Durant, began as a youngster in the Kemptville band in the late ‘60’s
early ‘70’s. When he too, like the band in those days, won many
awards etc. at the North American Championships and other awards.
After growing up, Michael joined the Canadian Armed Forces, playing many
times for visiting members of the Royal Family and for troops both going
and returning from Peace Keeping missions abroad. Michael is of
course a very accomplished piper and like the original Ralph before him,
who taught him a lot of what he knows, he is known to be a ‘toughie’
but he too has a great love of the music and the pipes. He returned
to the band on his retirement from the armed forces, making his home in
We must not forget the dedication of the drummers to the team. We
have mentioned some of them several times, but failed to mention that
Nelson Taylor was first Drum Major and followed by Duncan Forsyth of Smith
The last Drum Major was Ken Waddell who passed away very suddenly while
preparing for a parade. The previous week on a parade speaking well
of his love for the band.
Milfred Harper was Drum Major too for quite a while.
Since its beginnings, the Kemptville Legion Pipe Band has evolved and
changed. In forty-two years everything has to. The faces have
changed and sadly many friends have passed on. But the bands mission
is still the same; to allow others to enjoy Highland music in the way the
players love it.
Most of this history was learned from Lorne Stewart and Stewart McVey,
more information was from notes found left by Ralph and other past and

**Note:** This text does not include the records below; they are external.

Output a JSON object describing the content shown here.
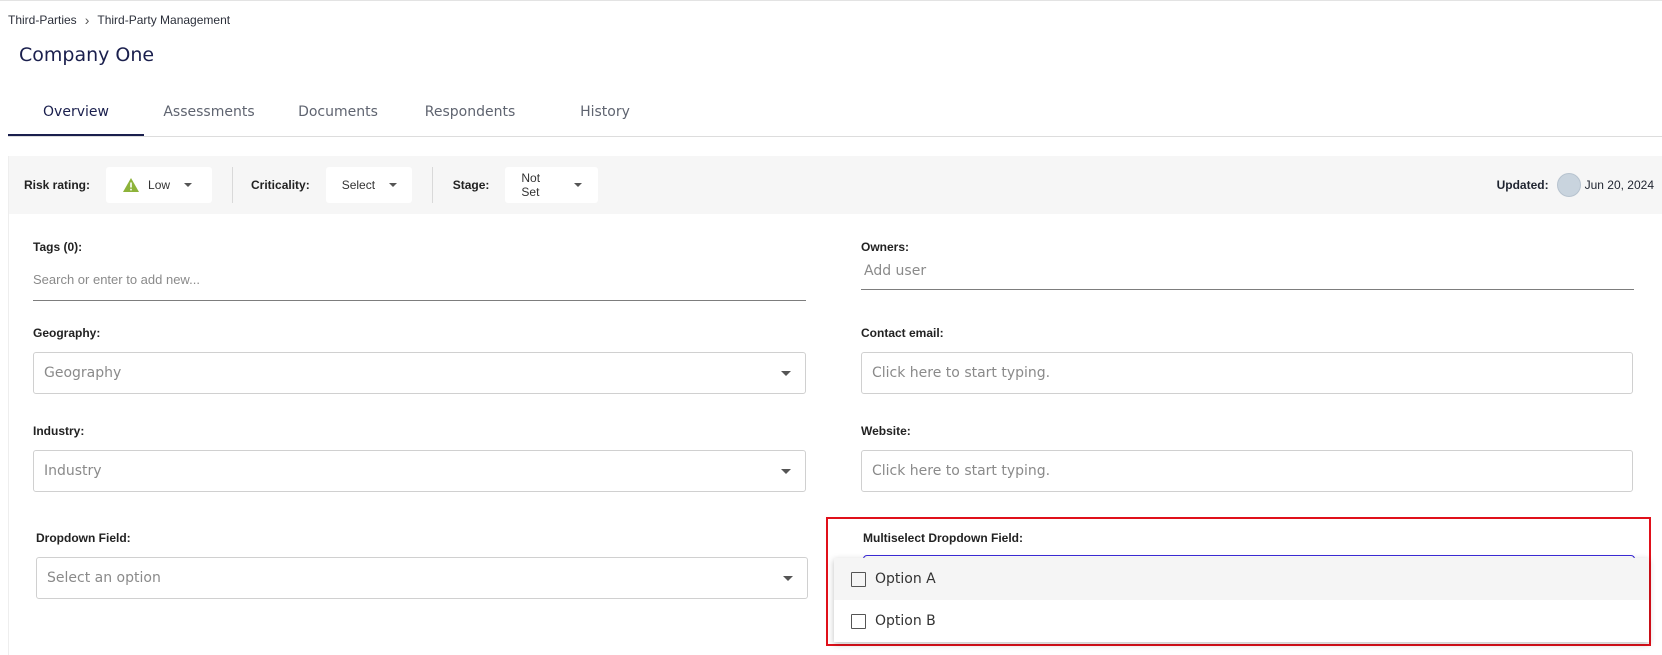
{
  "breadcrumb": {
    "parent": "Third-Parties",
    "current": "Third-Party Management"
  },
  "page": {
    "title": "Company One"
  },
  "tabs": [
    {
      "label": "Overview"
    },
    {
      "label": "Assessments"
    },
    {
      "label": "Documents"
    },
    {
      "label": "Respondents"
    },
    {
      "label": "History"
    }
  ],
  "toolbar": {
    "risk_label": "Risk rating:",
    "risk_value": "Low",
    "criticality_label": "Criticality:",
    "criticality_value": "Select",
    "stage_label": "Stage:",
    "stage_value": "Not Set",
    "updated_label": "Updated:",
    "updated_value": "Jun 20, 2024"
  },
  "fields": {
    "tags_label": "Tags (0):",
    "tags_placeholder": "Search or enter to add new...",
    "owners_label": "Owners:",
    "owners_placeholder": "Add user",
    "geography_label": "Geography:",
    "geography_placeholder": "Geography",
    "contact_label": "Contact email:",
    "contact_placeholder": "Click here to start typing.",
    "industry_label": "Industry:",
    "industry_placeholder": "Industry",
    "website_label": "Website:",
    "website_placeholder": "Click here to start typing.",
    "dropdown_label": "Dropdown Field:",
    "dropdown_placeholder": "Select an option",
    "multiselect_label": "Multiselect Dropdown Field:",
    "multiselect_options": [
      "Option A",
      "Option B"
    ]
  },
  "colors": {
    "accent": "#1a1f4d",
    "focus": "#3b2bd6",
    "highlight": "#e0101a",
    "warning": "#8db33a"
  }
}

present band members.
Written by Hilary South
Edited by Darlene Mills and Kevin Harrison
August 5th 2001